The rules are simple.
But the game is not.At eleven years old, Morgan Sheppard solved the murder of a teacher when everyone else believed it to be a suicide. The publicity surrounding the case laid the foundation for his reputation as a modern-day Sherlock Holmes. He parlayed that fame into a gig as TV's "resident detective," solving the more typical tawdry daytime talk show mysteries like "Who is the father?" and "Is he cheating?"
Until, that is, Sheppard wakes up handcuffed to a bed in an unfamiliar hotel room. Around him, five strangers are slowly waking up, as well. Soon they discover a corpse in the bathtub and Sheppard is challenged to put his deductive skills to the test. One of the people in the room is the killer. He has three hours to solve the murder. If he doesn't find the killer, they all will die.
The concept for this book is what drew me towards it. Yeah, it does feel kind of like the Saw movie franchise with a room full of strangers awaking in a room trying to piece together why they are there and what they have in common. Only, there are no traps. However, the main lead, Morgan has to solve the case within three hours or the whole hotel blows up.
Ok, let me tell you that as I got to know the other people in the room, they were alright. Not people that I would want to hang out with or were that intrigued about their stories. In fact, I think that the only person that was better off was the dead guy in the bathtub.
The storyline alternates from present to past. Yet, the first couple of times were not very smooth. Whenever the present would come back into play, it seemed that no progress had been made in getting closer to solving the mystery.
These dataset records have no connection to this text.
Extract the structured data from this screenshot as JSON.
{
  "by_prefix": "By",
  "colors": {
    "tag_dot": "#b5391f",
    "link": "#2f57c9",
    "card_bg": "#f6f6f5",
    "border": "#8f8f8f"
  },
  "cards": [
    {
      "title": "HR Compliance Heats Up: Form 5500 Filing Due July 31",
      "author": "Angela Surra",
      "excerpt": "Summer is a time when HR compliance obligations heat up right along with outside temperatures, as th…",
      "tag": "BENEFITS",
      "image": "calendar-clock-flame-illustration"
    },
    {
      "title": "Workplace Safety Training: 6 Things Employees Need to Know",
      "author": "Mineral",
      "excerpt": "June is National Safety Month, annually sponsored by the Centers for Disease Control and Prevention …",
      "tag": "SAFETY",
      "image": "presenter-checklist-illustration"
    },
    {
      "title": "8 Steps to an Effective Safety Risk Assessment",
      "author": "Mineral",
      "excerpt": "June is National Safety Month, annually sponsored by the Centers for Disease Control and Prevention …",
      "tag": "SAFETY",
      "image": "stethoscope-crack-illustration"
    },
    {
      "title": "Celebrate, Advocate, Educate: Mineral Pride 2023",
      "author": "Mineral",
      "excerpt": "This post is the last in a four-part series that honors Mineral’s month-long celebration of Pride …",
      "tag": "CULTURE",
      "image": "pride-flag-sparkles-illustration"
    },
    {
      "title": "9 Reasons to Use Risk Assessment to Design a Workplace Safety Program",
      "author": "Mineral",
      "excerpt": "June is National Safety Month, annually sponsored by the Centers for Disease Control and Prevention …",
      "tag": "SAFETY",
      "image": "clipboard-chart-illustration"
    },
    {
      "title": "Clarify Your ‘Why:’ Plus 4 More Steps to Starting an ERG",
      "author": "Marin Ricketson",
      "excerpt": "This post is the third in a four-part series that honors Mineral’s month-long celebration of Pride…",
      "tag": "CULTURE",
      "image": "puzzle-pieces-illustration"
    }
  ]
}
This is a really slow burn in the pacing of the story to what is supposed to be a big build up. There are some flaws with this book but it does hold some promise. I am curious as to the next book written by this author.